(INPUT DATA):
------------------------

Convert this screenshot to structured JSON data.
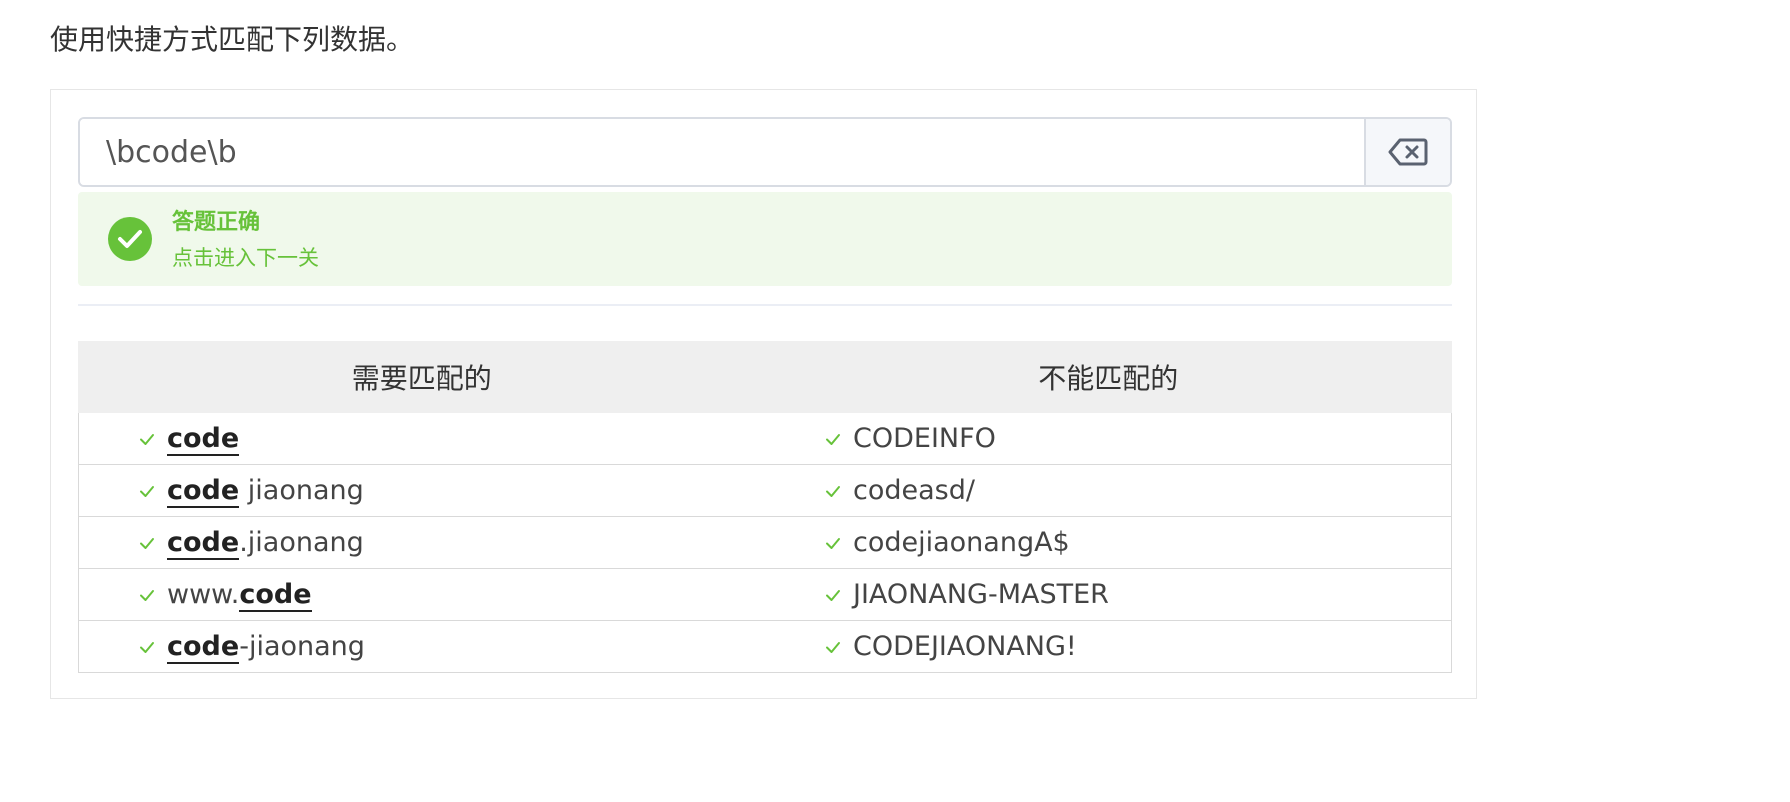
{
  "instruction": "使用快捷方式匹配下列数据。",
  "regex_input": {
    "value": "\\bcode\\b"
  },
  "clear_button": {
    "icon": "backspace-icon"
  },
  "result": {
    "icon": "check-circle-icon",
    "title": "答题正确",
    "subtitle": "点击进入下一关",
    "color": "#67c23a"
  },
  "table": {
    "headers": [
      "需要匹配的",
      "不能匹配的"
    ],
    "match_rows": [
      [
        {
          "text": "code",
          "highlight": true
        }
      ],
      [
        {
          "text": "code",
          "highlight": true
        },
        {
          "text": " jiaonang",
          "highlight": false
        }
      ],
      [
        {
          "text": "code",
          "highlight": true
        },
        {
          "text": ".jiaonang",
          "highlight": false
        }
      ],
      [
        {
          "text": "www.",
          "highlight": false
        },
        {
          "text": "code",
          "highlight": true
        }
      ],
      [
        {
          "text": "code",
          "highlight": true
        },
        {
          "text": "-jiaonang",
          "highlight": false
        }
      ]
    ],
    "nomatch_rows": [
      "CODEINFO",
      "codeasd/",
      "codejiaonangA$",
      "JIAONANG-MASTER",
      "CODEJIAONANG!"
    ],
    "row_status_icon": "check-icon",
    "check_color": "#67c23a"
  }
}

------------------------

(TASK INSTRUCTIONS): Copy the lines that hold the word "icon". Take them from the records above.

(SOLUTION FOR THIS TASK):
    "icon": "backspace-icon"
    "icon": "check-circle-icon",
    "row_status_icon": "check-icon",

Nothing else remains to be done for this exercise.